WORK REQUIRED:
Repeat the entries beneath in their entirety, precisely as given.

Dataset records
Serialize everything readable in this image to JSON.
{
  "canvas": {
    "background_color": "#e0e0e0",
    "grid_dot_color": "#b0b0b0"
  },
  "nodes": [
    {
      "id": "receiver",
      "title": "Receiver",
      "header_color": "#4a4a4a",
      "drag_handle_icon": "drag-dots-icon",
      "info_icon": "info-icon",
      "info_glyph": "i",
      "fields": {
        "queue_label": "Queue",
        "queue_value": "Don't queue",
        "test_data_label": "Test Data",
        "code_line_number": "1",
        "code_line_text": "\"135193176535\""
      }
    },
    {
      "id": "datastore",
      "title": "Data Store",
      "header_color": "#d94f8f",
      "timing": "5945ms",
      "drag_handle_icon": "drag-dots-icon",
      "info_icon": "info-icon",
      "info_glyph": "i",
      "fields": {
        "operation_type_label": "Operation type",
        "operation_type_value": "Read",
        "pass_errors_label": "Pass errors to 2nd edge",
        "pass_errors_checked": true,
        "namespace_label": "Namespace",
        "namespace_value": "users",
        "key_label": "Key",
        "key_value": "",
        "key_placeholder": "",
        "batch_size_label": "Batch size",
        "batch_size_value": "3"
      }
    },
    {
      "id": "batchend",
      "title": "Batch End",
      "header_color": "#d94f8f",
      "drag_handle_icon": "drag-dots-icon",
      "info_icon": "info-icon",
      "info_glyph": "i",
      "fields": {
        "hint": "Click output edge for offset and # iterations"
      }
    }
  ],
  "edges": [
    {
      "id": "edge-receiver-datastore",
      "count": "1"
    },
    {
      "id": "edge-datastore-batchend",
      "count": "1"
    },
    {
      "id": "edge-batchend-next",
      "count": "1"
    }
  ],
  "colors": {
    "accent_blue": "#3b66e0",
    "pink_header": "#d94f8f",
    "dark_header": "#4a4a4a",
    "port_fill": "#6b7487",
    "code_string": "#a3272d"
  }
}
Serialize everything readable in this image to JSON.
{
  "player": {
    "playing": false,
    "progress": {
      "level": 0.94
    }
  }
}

THE COMPLETED TASK:
Serialize everything readable in this image to JSON.
{
  "canvas": {
    "background_color": "#e0e0e0",
    "grid_dot_color": "#b0b0b0"
  },
  "nodes": [
    {
      "id": "receiver",
      "title": "Receiver",
      "header_color": "#4a4a4a",
      "drag_handle_icon": "drag-dots-icon",
      "info_icon": "info-icon",
      "info_glyph": "i",
      "fields": {
        "queue_label": "Queue",
        "queue_value": "Don't queue",
        "test_data_label": "Test Data",
        "code_line_number": "1",
        "code_line_text": "\"135193176535\""
      }
    },
    {
      "id": "datastore",
      "title": "Data Store",
      "header_color": "#d94f8f",
      "timing": "5945ms",
      "drag_handle_icon": "drag-dots-icon",
      "info_icon": "info-icon",
      "info_glyph": "i",
      "fields": {
        "operation_type_label": "Operation type",
        "operation_type_value": "Read",
        "pass_errors_label": "Pass errors to 2nd edge",
        "pass_errors_checked": true,
        "namespace_label": "Namespace",
        "namespace_value": "users",
        "key_label": "Key",
        "key_value": "",
        "key_placeholder": "",
        "batch_size_label": "Batch size",
        "batch_size_value": "3"
      }
    },
    {
      "id": "batchend",
      "title": "Batch End",
      "header_color": "#d94f8f",
      "drag_handle_icon": "drag-dots-icon",
      "info_icon": "info-icon",
      "info_glyph": "i",
      "fields": {
        "hint": "Click output edge for offset and # iterations"
      }
    }
  ],
  "edges": [
    {
      "id": "edge-receiver-datastore",
      "count": "1"
    },
    {
      "id": "edge-datastore-batchend",
      "count": "1"
    },
    {
      "id": "edge-batchend-next",
      "count": "1"
    }
  ],
  "colors": {
    "accent_blue": "#3b66e0",
    "pink_header": "#d94f8f",
    "dark_header": "#4a4a4a",
    "port_fill": "#6b7487",
    "code_string": "#a3272d"
  }
}
Serialize everything readable in this image to JSON.
{
  "player": {
    "playing": false,
    "progress": {
      "level": 0.94
    }
  }
}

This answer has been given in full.